Page and application data records:
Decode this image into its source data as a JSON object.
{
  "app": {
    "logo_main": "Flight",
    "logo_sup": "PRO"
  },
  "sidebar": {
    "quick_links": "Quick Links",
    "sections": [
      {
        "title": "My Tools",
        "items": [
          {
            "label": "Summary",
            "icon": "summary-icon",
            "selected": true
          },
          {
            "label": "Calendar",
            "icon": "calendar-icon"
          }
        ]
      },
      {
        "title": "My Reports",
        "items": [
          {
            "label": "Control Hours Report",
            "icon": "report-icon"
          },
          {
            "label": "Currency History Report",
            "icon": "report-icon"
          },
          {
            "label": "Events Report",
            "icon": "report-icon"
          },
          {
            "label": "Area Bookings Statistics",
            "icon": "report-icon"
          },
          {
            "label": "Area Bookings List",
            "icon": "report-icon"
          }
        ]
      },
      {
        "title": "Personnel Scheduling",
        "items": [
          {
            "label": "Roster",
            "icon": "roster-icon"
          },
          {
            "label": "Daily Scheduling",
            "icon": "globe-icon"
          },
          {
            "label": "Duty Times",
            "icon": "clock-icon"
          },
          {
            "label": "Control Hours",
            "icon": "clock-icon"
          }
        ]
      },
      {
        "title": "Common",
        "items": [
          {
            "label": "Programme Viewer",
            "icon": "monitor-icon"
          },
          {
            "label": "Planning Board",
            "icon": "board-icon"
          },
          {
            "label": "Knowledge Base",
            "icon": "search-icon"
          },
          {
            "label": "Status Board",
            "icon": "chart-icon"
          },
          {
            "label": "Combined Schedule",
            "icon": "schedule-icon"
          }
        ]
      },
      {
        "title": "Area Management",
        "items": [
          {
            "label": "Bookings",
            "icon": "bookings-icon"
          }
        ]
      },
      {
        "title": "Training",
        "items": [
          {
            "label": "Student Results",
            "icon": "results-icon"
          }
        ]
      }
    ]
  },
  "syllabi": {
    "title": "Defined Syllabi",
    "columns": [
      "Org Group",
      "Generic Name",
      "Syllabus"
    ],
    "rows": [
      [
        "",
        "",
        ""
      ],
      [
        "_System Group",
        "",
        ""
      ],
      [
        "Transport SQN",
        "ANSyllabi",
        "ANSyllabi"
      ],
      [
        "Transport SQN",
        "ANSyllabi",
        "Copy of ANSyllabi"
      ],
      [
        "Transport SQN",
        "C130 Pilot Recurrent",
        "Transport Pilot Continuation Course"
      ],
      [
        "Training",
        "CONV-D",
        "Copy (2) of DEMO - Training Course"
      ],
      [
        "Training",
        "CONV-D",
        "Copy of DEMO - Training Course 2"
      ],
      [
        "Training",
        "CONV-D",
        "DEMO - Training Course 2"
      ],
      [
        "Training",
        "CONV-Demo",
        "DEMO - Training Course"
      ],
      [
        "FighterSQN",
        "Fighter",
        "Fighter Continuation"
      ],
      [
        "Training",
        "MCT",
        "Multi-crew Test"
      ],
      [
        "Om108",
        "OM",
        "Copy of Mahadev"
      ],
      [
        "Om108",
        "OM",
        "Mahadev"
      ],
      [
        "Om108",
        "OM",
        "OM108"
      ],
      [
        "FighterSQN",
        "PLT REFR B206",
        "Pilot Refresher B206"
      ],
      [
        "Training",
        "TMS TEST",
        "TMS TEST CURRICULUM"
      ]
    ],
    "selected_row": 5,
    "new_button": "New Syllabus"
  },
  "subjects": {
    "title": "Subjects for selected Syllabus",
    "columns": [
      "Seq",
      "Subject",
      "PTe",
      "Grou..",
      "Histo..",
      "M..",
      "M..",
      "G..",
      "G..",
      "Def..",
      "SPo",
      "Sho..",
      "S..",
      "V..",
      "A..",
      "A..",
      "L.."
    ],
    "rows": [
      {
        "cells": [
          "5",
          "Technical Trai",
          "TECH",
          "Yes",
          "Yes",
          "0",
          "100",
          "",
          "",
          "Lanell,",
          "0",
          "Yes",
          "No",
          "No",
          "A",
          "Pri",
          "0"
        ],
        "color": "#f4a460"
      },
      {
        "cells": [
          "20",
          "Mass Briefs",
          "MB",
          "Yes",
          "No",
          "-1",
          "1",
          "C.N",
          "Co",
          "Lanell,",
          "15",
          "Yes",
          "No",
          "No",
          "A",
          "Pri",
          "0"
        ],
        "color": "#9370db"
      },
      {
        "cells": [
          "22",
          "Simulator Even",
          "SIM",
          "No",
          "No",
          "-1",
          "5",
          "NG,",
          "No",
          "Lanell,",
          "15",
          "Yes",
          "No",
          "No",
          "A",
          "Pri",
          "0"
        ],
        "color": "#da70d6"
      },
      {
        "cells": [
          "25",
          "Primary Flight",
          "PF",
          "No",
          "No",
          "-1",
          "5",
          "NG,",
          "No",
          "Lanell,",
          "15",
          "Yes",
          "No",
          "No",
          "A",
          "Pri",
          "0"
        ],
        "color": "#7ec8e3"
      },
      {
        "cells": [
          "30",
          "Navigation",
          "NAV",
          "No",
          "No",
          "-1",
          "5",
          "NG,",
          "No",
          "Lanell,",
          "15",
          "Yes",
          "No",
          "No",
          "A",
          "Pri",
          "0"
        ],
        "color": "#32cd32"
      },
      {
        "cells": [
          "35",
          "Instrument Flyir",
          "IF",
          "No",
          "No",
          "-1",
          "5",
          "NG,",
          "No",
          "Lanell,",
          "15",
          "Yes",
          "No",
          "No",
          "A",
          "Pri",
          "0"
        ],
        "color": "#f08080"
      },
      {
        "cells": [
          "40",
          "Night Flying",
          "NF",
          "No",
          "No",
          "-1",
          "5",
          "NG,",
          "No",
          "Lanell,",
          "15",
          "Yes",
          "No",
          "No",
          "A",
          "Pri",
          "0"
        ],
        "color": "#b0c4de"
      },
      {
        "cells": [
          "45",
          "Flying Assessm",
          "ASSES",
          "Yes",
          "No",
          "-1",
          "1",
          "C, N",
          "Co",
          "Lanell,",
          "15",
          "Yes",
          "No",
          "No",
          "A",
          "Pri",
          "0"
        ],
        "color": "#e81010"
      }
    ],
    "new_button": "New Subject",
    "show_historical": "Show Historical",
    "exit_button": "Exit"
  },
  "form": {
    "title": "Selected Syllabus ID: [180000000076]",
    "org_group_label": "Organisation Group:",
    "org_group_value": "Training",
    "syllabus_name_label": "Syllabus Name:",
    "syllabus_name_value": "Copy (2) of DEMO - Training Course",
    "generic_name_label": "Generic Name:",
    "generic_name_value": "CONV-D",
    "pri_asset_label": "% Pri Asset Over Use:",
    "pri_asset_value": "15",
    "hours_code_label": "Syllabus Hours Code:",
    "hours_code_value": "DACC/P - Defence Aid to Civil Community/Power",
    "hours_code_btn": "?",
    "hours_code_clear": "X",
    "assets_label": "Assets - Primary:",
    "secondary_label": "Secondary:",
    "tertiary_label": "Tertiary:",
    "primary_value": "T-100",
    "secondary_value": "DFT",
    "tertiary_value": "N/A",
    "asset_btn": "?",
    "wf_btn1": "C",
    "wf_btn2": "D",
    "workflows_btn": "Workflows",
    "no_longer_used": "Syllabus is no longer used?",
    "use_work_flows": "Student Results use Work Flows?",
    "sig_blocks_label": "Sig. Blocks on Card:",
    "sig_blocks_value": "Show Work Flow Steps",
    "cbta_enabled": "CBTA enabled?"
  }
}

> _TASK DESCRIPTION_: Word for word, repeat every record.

> _SOLUTION TO THIS EXERCISE_:
Decode this image into its source data as a JSON object.
{
  "app": {
    "logo_main": "Flight",
    "logo_sup": "PRO"
  },
  "sidebar": {
    "quick_links": "Quick Links",
    "sections": [
      {
        "title": "My Tools",
        "items": [
          {
            "label": "Summary",
            "icon": "summary-icon",
            "selected": true
          },
          {
            "label": "Calendar",
            "icon": "calendar-icon"
          }
        ]
      },
      {
        "title": "My Reports",
        "items": [
          {
            "label": "Control Hours Report",
            "icon": "report-icon"
          },
          {
            "label": "Currency History Report",
            "icon": "report-icon"
          },
          {
            "label": "Events Report",
            "icon": "report-icon"
          },
          {
            "label": "Area Bookings Statistics",
            "icon": "report-icon"
          },
          {
            "label": "Area Bookings List",
            "icon": "report-icon"
          }
        ]
      },
      {
        "title": "Personnel Scheduling",
        "items": [
          {
            "label": "Roster",
            "icon": "roster-icon"
          },
          {
            "label": "Daily Scheduling",
            "icon": "globe-icon"
          },
          {
            "label": "Duty Times",
            "icon": "clock-icon"
          },
          {
            "label": "Control Hours",
            "icon": "clock-icon"
          }
        ]
      },
      {
        "title": "Common",
        "items": [
          {
            "label": "Programme Viewer",
            "icon": "monitor-icon"
          },
          {
            "label": "Planning Board",
            "icon": "board-icon"
          },
          {
            "label": "Knowledge Base",
            "icon": "search-icon"
          },
          {
            "label": "Status Board",
            "icon": "chart-icon"
          },
          {
            "label": "Combined Schedule",
            "icon": "schedule-icon"
          }
        ]
      },
      {
        "title": "Area Management",
        "items": [
          {
            "label": "Bookings",
            "icon": "bookings-icon"
          }
        ]
      },
      {
        "title": "Training",
        "items": [
          {
            "label": "Student Results",
            "icon": "results-icon"
          }
        ]
      }
    ]
  },
  "syllabi": {
    "title": "Defined Syllabi",
    "columns": [
      "Org Group",
      "Generic Name",
      "Syllabus"
    ],
    "rows": [
      [
        "",
        "",
        ""
      ],
      [
        "_System Group",
        "",
        ""
      ],
      [
        "Transport SQN",
        "ANSyllabi",
        "ANSyllabi"
      ],
      [
        "Transport SQN",
        "ANSyllabi",
        "Copy of ANSyllabi"
      ],
      [
        "Transport SQN",
        "C130 Pilot Recurrent",
        "Transport Pilot Continuation Course"
      ],
      [
        "Training",
        "CONV-D",
        "Copy (2) of DEMO - Training Course"
      ],
      [
        "Training",
        "CONV-D",
        "Copy of DEMO - Training Course 2"
      ],
      [
        "Training",
        "CONV-D",
        "DEMO - Training Course 2"
      ],
      [
        "Training",
        "CONV-Demo",
        "DEMO - Training Course"
      ],
      [
        "FighterSQN",
        "Fighter",
        "Fighter Continuation"
      ],
      [
        "Training",
        "MCT",
        "Multi-crew Test"
      ],
      [
        "Om108",
        "OM",
        "Copy of Mahadev"
      ],
      [
        "Om108",
        "OM",
        "Mahadev"
      ],
      [
        "Om108",
        "OM",
        "OM108"
      ],
      [
        "FighterSQN",
        "PLT REFR B206",
        "Pilot Refresher B206"
      ],
      [
        "Training",
        "TMS TEST",
        "TMS TEST CURRICULUM"
      ]
    ],
    "selected_row": 5,
    "new_button": "New Syllabus"
  },
  "subjects": {
    "title": "Subjects for selected Syllabus",
    "columns": [
      "Seq",
      "Subject",
      "PTe",
      "Grou..",
      "Histo..",
      "M..",
      "M..",
      "G..",
      "G..",
      "Def..",
      "SPo",
      "Sho..",
      "S..",
      "V..",
      "A..",
      "A..",
      "L.."
    ],
    "rows": [
      {
        "cells": [
          "5",
          "Technical Trai",
          "TECH",
          "Yes",
          "Yes",
          "0",
          "100",
          "",
          "",
          "Lanell,",
          "0",
          "Yes",
          "No",
          "No",
          "A",
          "Pri",
          "0"
        ],
        "color": "#f4a460"
      },
      {
        "cells": [
          "20",
          "Mass Briefs",
          "MB",
          "Yes",
          "No",
          "-1",
          "1",
          "C.N",
          "Co",
          "Lanell,",
          "15",
          "Yes",
          "No",
          "No",
          "A",
          "Pri",
          "0"
        ],
        "color": "#9370db"
      },
      {
        "cells": [
          "22",
          "Simulator Even",
          "SIM",
          "No",
          "No",
          "-1",
          "5",
          "NG,",
          "No",
          "Lanell,",
          "15",
          "Yes",
          "No",
          "No",
          "A",
          "Pri",
          "0"
        ],
        "color": "#da70d6"
      },
      {
        "cells": [
          "25",
          "Primary Flight",
          "PF",
          "No",
          "No",
          "-1",
          "5",
          "NG,",
          "No",
          "Lanell,",
          "15",
          "Yes",
          "No",
          "No",
          "A",
          "Pri",
          "0"
        ],
        "color": "#7ec8e3"
      },
      {
        "cells": [
          "30",
          "Navigation",
          "NAV",
          "No",
          "No",
          "-1",
          "5",
          "NG,",
          "No",
          "Lanell,",
          "15",
          "Yes",
          "No",
          "No",
          "A",
          "Pri",
          "0"
        ],
        "color": "#32cd32"
      },
      {
        "cells": [
          "35",
          "Instrument Flyir",
          "IF",
          "No",
          "No",
          "-1",
          "5",
          "NG,",
          "No",
          "Lanell,",
          "15",
          "Yes",
          "No",
          "No",
          "A",
          "Pri",
          "0"
        ],
        "color": "#f08080"
      },
      {
        "cells": [
          "40",
          "Night Flying",
          "NF",
          "No",
          "No",
          "-1",
          "5",
          "NG,",
          "No",
          "Lanell,",
          "15",
          "Yes",
          "No",
          "No",
          "A",
          "Pri",
          "0"
        ],
        "color": "#b0c4de"
      },
      {
        "cells": [
          "45",
          "Flying Assessm",
          "ASSES",
          "Yes",
          "No",
          "-1",
          "1",
          "C, N",
          "Co",
          "Lanell,",
          "15",
          "Yes",
          "No",
          "No",
          "A",
          "Pri",
          "0"
        ],
        "color": "#e81010"
      }
    ],
    "new_button": "New Subject",
    "show_historical": "Show Historical",
    "exit_button": "Exit"
  },
  "form": {
    "title": "Selected Syllabus ID: [180000000076]",
    "org_group_label": "Organisation Group:",
    "org_group_value": "Training",
    "syllabus_name_label": "Syllabus Name:",
    "syllabus_name_value": "Copy (2) of DEMO - Training Course",
    "generic_name_label": "Generic Name:",
    "generic_name_value": "CONV-D",
    "pri_asset_label": "% Pri Asset Over Use:",
    "pri_asset_value": "15",
    "hours_code_label": "Syllabus Hours Code:",
    "hours_code_value": "DACC/P - Defence Aid to Civil Community/Power",
    "hours_code_btn": "?",
    "hours_code_clear": "X",
    "assets_label": "Assets - Primary:",
    "secondary_label": "Secondary:",
    "tertiary_label": "Tertiary:",
    "primary_value": "T-100",
    "secondary_value": "DFT",
    "tertiary_value": "N/A",
    "asset_btn": "?",
    "wf_btn1": "C",
    "wf_btn2": "D",
    "workflows_btn": "Workflows",
    "no_longer_used": "Syllabus is no longer used?",
    "use_work_flows": "Student Results use Work Flows?",
    "sig_blocks_label": "Sig. Blocks on Card:",
    "sig_blocks_value": "Show Work Flow Steps",
    "cbta_enabled": "CBTA enabled?"
  }
}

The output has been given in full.